Trimming Worthiness at the Edges
I’ve posted a broader thought based on the Schiavo case over on Anchor Rising. If you’re inclined to comment, feel free to do so here or there, if you’d like a change of scenery….
Now the spring rains fall,
Calling green shoots from the bare earth,
To reach for the sun.
Should I love this rain,
Remembering that dark days,
Of cold death will come?
I sowed no life here
Nor willed autumn’s killing frost,
Free to grow toward light.

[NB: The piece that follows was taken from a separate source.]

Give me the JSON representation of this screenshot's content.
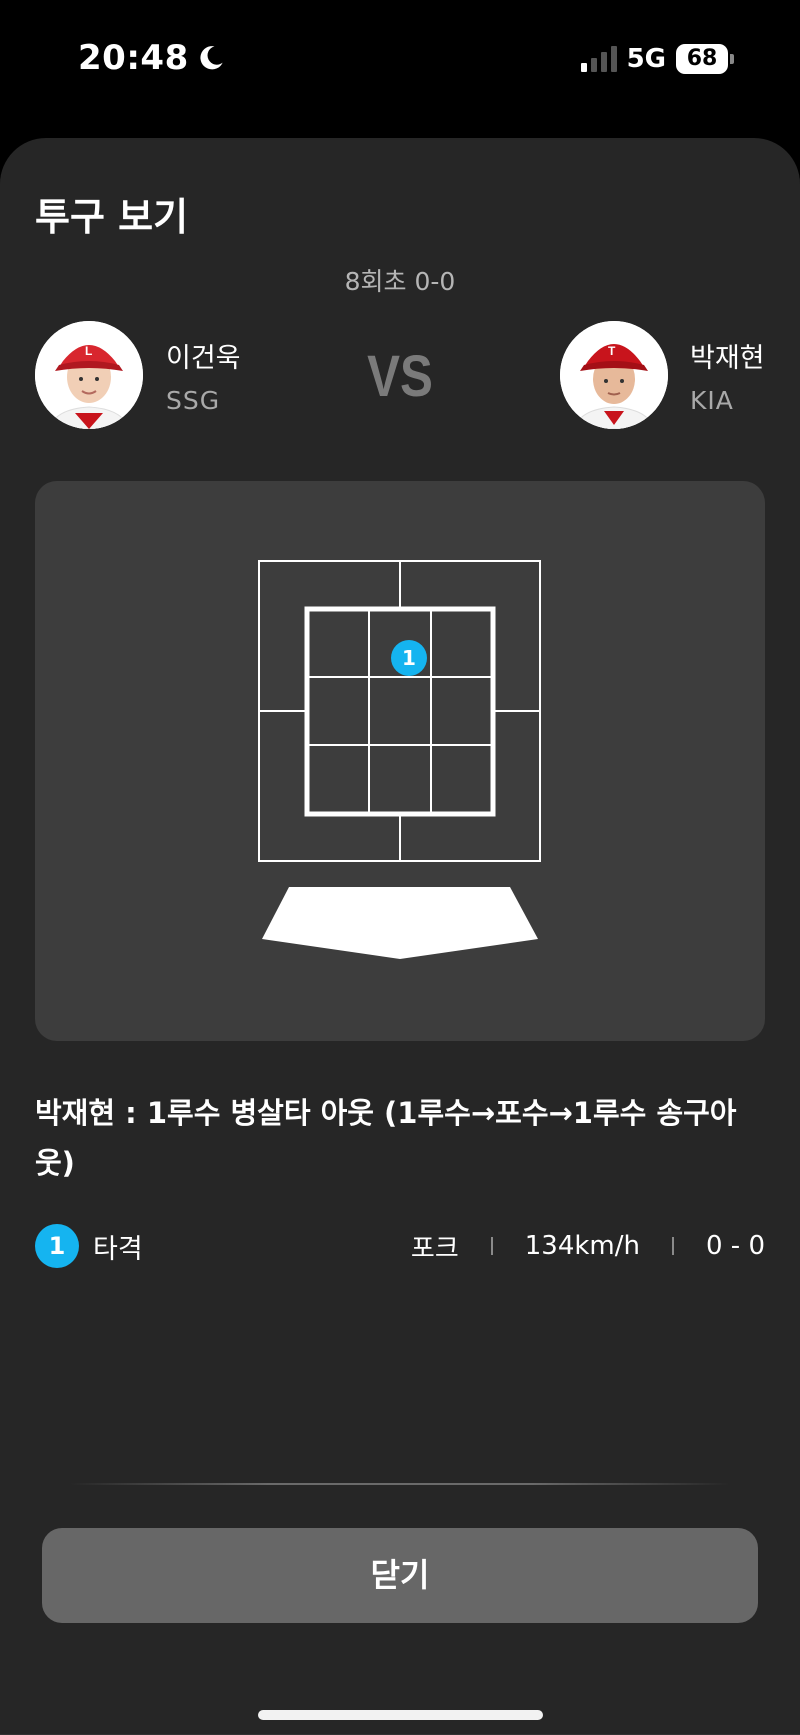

It seems clear to me that if continued unabated, the obligation to die may eventually get to the point that it(obligation to die) is applied to anybody with a diminished capacity not instantly curable by medicine or surgery. Of course the person going for surgery may be required to sign a Do Not Resuscitate order. I shudder to think of a situation arising wherein a doctor might refuse to operate should the person not sign the DNR. What option would that person have if the surgery is necessary for continuance of life? The doctor would have them over a barrel so to speak.
It’s a race against time for the culture of death people to try to make this a widespread social norm though. They diminish themselves through abortion, euthanasia, non-reproductive sex quickly enough and they will soon be outnumbered and outmanuevered by the culture of life people.
It’s up to the individual consumer of health services to be concerned enough to question their doctor about his attitude toward life and death. If enough people start inquiring and seeking out life affirming Christian doctors, then the demand will probably influence the market. Hopefully, people will begin to realize that nowhere in God’s word is there a mention of a right to die and that the ‘right to die’ is nothing more than an allegory for a lack of will or courage to live.